Mr Hurley said it would be better for the services to work together to support merging "back office functions" and "make the best of this in the public interest", rather than trying to block the proposals.

"Money is always going to be an issue in terms of what the fire service or police can put out into the field, and there are all sorts of opportunities to take cost out and put that money back into the front line," he added.

Home Secretary Theresa May said she was "determined" to improve efficiency in fire and rescue services. She said fire services had poor procurement, IT systems and buildings management and indicated plans to introduce an independent inspectorate as well as ordering routine performance data to be published. Mrs May said: "I look at the fire and rescue service and I see the need for many of the same reforms that I started in policing five years ago. "Better local accountability, more transparency and a relentless focus on efficiency. "So, while I continue to finish the job of reform in policing, I am also determined to properly kick start the job of reform in fire."
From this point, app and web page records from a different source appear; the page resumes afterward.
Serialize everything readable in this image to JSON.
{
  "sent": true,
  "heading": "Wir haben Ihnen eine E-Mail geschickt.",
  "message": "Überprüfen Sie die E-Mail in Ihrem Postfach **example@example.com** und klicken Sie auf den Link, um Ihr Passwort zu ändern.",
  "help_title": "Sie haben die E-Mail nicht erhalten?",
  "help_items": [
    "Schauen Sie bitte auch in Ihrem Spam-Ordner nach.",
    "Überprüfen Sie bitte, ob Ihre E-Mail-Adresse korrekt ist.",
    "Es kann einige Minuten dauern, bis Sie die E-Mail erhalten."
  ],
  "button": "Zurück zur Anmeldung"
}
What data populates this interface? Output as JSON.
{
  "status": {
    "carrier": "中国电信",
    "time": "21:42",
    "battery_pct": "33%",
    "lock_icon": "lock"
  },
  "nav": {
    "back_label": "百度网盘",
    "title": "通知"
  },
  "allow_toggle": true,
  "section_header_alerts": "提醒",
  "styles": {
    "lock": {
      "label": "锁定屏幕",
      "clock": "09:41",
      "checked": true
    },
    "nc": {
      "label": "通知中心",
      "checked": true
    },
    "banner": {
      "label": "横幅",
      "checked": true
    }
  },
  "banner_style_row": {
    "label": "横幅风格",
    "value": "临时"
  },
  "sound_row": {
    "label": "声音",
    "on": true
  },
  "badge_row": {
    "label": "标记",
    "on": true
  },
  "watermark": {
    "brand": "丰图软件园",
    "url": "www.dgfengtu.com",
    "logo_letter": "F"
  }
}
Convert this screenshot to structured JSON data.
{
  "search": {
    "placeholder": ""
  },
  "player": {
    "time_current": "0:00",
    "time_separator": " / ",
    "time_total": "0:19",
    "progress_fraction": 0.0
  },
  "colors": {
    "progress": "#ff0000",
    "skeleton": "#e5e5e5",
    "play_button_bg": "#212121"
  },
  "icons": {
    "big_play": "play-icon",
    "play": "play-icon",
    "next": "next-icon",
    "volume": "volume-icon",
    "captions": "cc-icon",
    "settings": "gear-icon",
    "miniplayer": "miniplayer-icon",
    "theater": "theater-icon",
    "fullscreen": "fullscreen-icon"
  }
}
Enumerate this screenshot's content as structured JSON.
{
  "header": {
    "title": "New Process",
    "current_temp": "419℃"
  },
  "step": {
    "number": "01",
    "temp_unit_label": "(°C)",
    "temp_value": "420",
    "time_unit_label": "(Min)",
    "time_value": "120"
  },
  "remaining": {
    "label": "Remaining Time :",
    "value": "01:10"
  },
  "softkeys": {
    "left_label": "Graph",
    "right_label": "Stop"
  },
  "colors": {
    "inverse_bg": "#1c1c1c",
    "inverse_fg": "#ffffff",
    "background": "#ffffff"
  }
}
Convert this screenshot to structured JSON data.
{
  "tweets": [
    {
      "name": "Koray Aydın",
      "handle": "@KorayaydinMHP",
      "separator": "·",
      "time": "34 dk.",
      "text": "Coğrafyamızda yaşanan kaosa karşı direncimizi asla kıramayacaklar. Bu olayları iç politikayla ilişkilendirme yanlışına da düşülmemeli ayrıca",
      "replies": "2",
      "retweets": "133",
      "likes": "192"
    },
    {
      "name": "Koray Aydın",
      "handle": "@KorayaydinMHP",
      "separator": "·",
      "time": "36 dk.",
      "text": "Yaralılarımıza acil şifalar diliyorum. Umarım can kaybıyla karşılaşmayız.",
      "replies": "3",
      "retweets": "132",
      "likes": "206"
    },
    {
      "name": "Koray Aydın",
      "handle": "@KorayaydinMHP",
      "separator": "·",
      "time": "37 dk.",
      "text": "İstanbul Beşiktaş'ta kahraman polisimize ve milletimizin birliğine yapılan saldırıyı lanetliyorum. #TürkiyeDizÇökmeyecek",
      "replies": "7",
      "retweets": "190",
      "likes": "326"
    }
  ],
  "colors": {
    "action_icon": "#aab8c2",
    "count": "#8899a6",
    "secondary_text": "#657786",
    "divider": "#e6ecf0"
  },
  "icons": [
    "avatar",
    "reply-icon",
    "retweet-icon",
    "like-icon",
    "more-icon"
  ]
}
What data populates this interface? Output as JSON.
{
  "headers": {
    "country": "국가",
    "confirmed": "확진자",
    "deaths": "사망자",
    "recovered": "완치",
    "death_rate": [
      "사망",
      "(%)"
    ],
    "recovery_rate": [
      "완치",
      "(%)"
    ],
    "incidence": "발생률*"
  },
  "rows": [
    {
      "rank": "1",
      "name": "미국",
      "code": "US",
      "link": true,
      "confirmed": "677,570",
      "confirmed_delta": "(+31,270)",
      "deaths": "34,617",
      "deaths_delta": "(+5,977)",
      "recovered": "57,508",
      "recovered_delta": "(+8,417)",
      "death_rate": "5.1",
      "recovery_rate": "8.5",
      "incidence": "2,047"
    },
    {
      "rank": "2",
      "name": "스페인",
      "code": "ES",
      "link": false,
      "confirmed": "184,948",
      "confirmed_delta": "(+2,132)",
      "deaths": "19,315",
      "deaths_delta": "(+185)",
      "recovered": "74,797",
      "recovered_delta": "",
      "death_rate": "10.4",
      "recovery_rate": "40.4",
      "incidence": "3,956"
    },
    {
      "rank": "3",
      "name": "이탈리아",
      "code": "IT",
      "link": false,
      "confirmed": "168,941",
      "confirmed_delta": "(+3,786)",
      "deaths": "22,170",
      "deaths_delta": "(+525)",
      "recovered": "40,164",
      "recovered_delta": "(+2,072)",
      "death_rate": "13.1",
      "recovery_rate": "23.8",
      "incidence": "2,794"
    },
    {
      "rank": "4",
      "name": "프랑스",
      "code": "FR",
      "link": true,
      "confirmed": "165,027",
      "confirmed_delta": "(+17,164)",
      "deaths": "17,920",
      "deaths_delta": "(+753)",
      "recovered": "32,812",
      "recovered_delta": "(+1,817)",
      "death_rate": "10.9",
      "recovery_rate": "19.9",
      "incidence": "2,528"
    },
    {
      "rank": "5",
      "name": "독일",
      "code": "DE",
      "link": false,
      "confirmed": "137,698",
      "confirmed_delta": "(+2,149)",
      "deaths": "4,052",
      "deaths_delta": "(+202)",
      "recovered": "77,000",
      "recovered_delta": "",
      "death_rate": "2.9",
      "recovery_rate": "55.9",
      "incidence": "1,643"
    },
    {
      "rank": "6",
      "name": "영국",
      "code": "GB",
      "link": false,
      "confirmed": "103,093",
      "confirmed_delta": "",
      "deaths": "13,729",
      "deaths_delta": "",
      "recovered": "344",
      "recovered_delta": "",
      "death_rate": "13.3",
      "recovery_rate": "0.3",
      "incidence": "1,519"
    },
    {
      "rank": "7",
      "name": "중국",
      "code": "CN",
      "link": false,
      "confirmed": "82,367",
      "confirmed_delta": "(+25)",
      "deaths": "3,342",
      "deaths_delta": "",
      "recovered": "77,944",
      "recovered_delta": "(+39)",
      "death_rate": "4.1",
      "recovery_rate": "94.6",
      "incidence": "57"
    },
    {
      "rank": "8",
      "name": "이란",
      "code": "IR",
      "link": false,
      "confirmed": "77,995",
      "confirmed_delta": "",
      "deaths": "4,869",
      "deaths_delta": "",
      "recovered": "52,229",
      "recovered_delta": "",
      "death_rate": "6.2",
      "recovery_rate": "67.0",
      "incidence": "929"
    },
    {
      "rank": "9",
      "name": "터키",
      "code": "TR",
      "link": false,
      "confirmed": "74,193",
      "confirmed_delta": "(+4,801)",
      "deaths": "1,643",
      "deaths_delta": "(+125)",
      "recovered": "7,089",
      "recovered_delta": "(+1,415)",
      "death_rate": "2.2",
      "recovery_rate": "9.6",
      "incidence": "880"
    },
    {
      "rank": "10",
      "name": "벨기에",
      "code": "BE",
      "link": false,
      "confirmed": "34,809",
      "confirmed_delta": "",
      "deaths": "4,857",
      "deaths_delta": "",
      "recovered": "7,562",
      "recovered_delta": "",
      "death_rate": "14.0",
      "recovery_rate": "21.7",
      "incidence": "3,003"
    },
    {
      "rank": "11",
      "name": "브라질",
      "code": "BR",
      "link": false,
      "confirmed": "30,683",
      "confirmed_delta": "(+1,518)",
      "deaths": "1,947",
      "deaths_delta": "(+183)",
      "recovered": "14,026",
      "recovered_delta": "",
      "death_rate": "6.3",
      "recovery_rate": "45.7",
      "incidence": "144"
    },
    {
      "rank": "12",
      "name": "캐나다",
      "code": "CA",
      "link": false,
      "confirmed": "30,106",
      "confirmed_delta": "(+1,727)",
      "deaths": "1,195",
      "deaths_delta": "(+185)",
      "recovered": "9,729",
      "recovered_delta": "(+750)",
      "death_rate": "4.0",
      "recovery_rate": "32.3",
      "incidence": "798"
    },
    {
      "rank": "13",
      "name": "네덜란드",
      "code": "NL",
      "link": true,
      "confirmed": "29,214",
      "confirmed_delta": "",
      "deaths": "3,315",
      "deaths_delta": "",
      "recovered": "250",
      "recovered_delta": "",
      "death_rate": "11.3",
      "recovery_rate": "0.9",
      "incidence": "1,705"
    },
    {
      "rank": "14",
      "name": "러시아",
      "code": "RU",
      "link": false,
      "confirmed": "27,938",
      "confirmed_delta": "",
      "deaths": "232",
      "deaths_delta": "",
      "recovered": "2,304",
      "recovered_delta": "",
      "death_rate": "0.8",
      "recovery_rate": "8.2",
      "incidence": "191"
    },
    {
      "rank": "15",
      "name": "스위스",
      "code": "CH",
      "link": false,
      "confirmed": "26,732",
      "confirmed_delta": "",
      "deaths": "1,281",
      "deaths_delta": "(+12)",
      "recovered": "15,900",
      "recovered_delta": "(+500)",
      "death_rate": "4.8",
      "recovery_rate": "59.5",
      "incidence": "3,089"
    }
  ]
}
She added that allowing PCCs to take over fire and rescue authorities would "provide direct, democratic accountability in fire as we now have in policing".

The FBU said the plans were a "smokescreen for the government's cost-cutting" and would negatively affect polices forces, too.

Article courtesy of the BBC.